◆ MATERIAL SHOWN ◆
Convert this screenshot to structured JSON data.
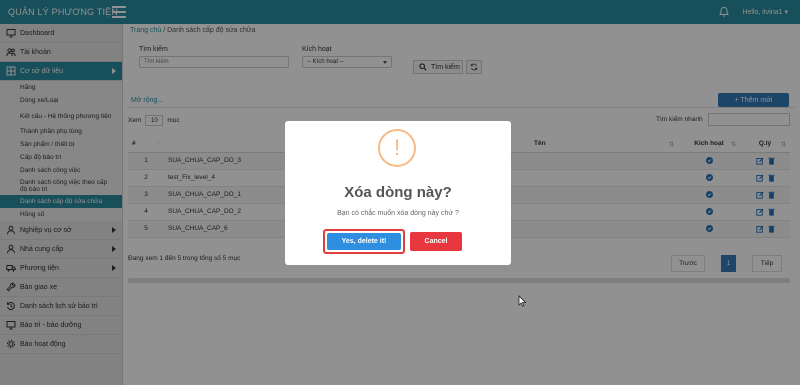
{
  "app": {
    "brand": "QUẢN LÝ PHƯƠNG TIỆN",
    "greeting": "Hello, itvina1 ▾",
    "accent_color": "#2a8ca0"
  },
  "sidebar": {
    "items": [
      {
        "label": "Dashboard",
        "icon": "monitor-icon"
      },
      {
        "label": "Tài khoản",
        "icon": "users-icon"
      },
      {
        "label": "Cơ sở dữ liệu",
        "icon": "table-icon",
        "active": true
      },
      {
        "label": "Nghiệp vụ cơ sở",
        "icon": "user-icon"
      },
      {
        "label": "Nhà cung cấp",
        "icon": "user-icon"
      },
      {
        "label": "Phương tiện",
        "icon": "truck-icon"
      },
      {
        "label": "Bàn giao xe",
        "icon": "wrench-icon"
      },
      {
        "label": "Danh sách lịch sử bảo trì",
        "icon": "history-icon"
      },
      {
        "label": "Báo trì - bảo dưỡng",
        "icon": "monitor-icon"
      },
      {
        "label": "Báo hoạt động",
        "icon": "gear-icon"
      }
    ],
    "submenu": [
      "Hãng",
      "Dòng xe/Loại",
      "Kết cấu - Hệ thống phương tiện",
      "Thành phần phụ tùng",
      "Sản phẩm / thiết bị",
      "Cấp độ bảo trì",
      "Danh sách công việc",
      "Danh sách công việc theo cấp độ bảo trì",
      "Danh sách cấp độ sửa chữa",
      "Hồng số"
    ]
  },
  "breadcrumb": {
    "home": "Trang chủ",
    "separator": "/",
    "current": "Danh sách cấp độ sửa chữa"
  },
  "filters": {
    "search_label": "Tìm kiếm",
    "search_placeholder": "Tìm kiếm",
    "active_label": "Kích hoạt",
    "active_value": "-- Kích hoạt --",
    "search_button": "Tìm kiếm",
    "more_link": "Mở rộng..."
  },
  "toolbar": {
    "add_button": "+ Thêm mới"
  },
  "table_controls": {
    "show_prefix": "Xem",
    "page_length": "10",
    "show_suffix": "mục",
    "quick_search_label": "Tìm kiếm nhanh"
  },
  "table": {
    "columns": [
      "#",
      "Tên",
      "Kích hoạt",
      "Q.lý"
    ],
    "rows": [
      {
        "index": "1",
        "name": "SUA_CHUA_CAP_DO_3"
      },
      {
        "index": "2",
        "name": "test_Fix_level_4"
      },
      {
        "index": "3",
        "name": "SUA_CHUA_CAP_DO_1"
      },
      {
        "index": "4",
        "name": "SUA_CHUA_CAP_DO_2"
      },
      {
        "index": "5",
        "name": "SUA_CHUA_CAP_6"
      }
    ],
    "info": "Đang xem 1 đến 5 trong tổng số 5 mục",
    "pagination": {
      "prev": "Trước",
      "current": "1",
      "next": "Tiếp"
    }
  },
  "modal": {
    "icon_symbol": "!",
    "title": "Xóa dòng này?",
    "text": "Bạn có chắc muốn xóa dòng này chứ ?",
    "confirm": "Yes, delete it!",
    "cancel": "Cancel"
  }
}
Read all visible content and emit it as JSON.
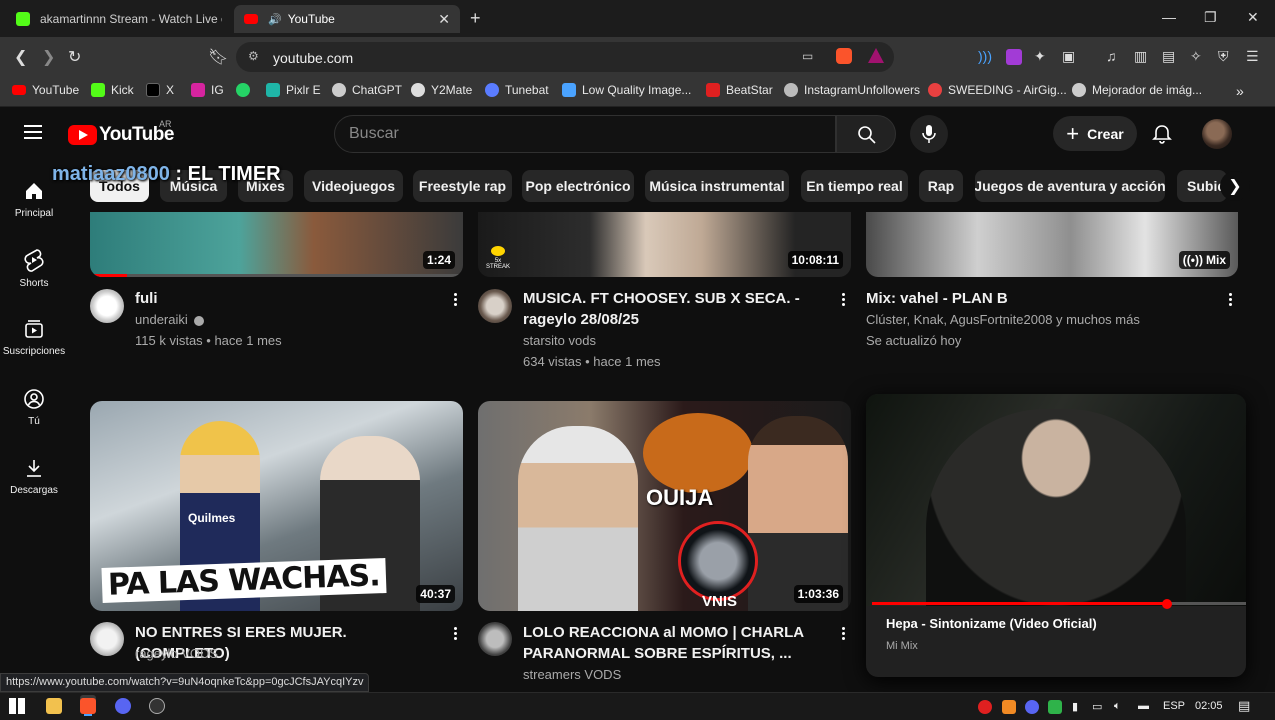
{
  "browser": {
    "tabs": [
      {
        "title": "akamartinnn Stream - Watch Live on Kick",
        "favicon_color": "#53fc18"
      },
      {
        "title": "YouTube",
        "favicon_color": "#ff0000",
        "audio": "🔊"
      }
    ],
    "url": "youtube.com",
    "bookmarks": [
      {
        "label": "YouTube",
        "color": "#ff0000"
      },
      {
        "label": "Kick",
        "color": "#53fc18"
      },
      {
        "label": "X",
        "color": "#ffffff"
      },
      {
        "label": "IG",
        "color": "#d6249f"
      },
      {
        "label": "",
        "color": "#25d366"
      },
      {
        "label": "Pixlr E",
        "color": "#1fb6a8"
      },
      {
        "label": "ChatGPT",
        "color": "#cccccc"
      },
      {
        "label": "Y2Mate",
        "color": "#dddddd"
      },
      {
        "label": "Tunebat",
        "color": "#5a7cff"
      },
      {
        "label": "Low Quality Image...",
        "color": "#4aa3ff"
      },
      {
        "label": "BeatStar",
        "color": "#e02020"
      },
      {
        "label": "InstagramUnfollowers",
        "color": "#bbbbbb"
      },
      {
        "label": "SWEEDING - AirGig...",
        "color": "#e84040"
      },
      {
        "label": "Mejorador de imág...",
        "color": "#cccccc"
      }
    ],
    "more_bookmarks": "»"
  },
  "youtube": {
    "logo_text": "YouTube",
    "country": "AR",
    "search_placeholder": "Buscar",
    "create_label": "Crear",
    "chips": [
      "Todos",
      "Música",
      "Mixes",
      "Videojuegos",
      "Freestyle rap",
      "Pop electrónico",
      "Música instrumental",
      "En tiempo real",
      "Rap",
      "Juegos de aventura y acción",
      "Subid"
    ],
    "overlay_chat": {
      "user": "matiaaz0800",
      "message": " : EL TIMER"
    },
    "guide": [
      "Principal",
      "Shorts",
      "Suscripciones",
      "Tú",
      "Descargas"
    ],
    "videos_row1": [
      {
        "title": "fuli",
        "channel": "underaiki",
        "stats": "115 k vistas • hace 1 mes",
        "duration": "1:24"
      },
      {
        "title": "MUSICA. FT CHOOSEY. SUB X SECA. - rageylo 28/08/25",
        "channel": "starsito vods",
        "stats": "634 vistas • hace 1 mes",
        "duration": "10:08:11",
        "badge": "5x STREAK"
      },
      {
        "title": "Mix: vahel - PLAN B",
        "channel": "Clúster, Knak, AgusFortnite2008 y muchos más",
        "stats": "Se actualizó hoy",
        "duration": "Mix"
      }
    ],
    "videos_row2": [
      {
        "title": "NO ENTRES SI ERES MUJER. (COMPLETO)",
        "channel": "rageylo VODS",
        "stats": "",
        "duration": "40:37",
        "thumb_text": "PA LAS WACHAS.",
        "jersey": "Quilmes"
      },
      {
        "title": "LOLO REACCIONA al MOMO | CHARLA PARANORMAL SOBRE ESPÍRITUS, ...",
        "channel": "streamers VODS",
        "stats": "",
        "duration": "1:03:36",
        "thumb_text": "OUIJA",
        "thumb_text2": "VNIS"
      }
    ],
    "miniplayer": {
      "title": "Hepa - Sintonizame (Video Oficial)",
      "subtitle": "Mi Mix",
      "progress": 0.79
    }
  },
  "status_url": "https://www.youtube.com/watch?v=9uN4oqnkeTc&pp=0gcJCfsJAYcqIYzv",
  "taskbar": {
    "lang": "ESP",
    "time": "02:05"
  }
}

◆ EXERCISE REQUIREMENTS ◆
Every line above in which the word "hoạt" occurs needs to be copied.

◆ COMPLETED TASK ◆
        "label": "Báo hoạt động",
    "active_label": "Kích hoạt",
    "active_value": "-- Kích hoạt --",
      "Kích hoạt",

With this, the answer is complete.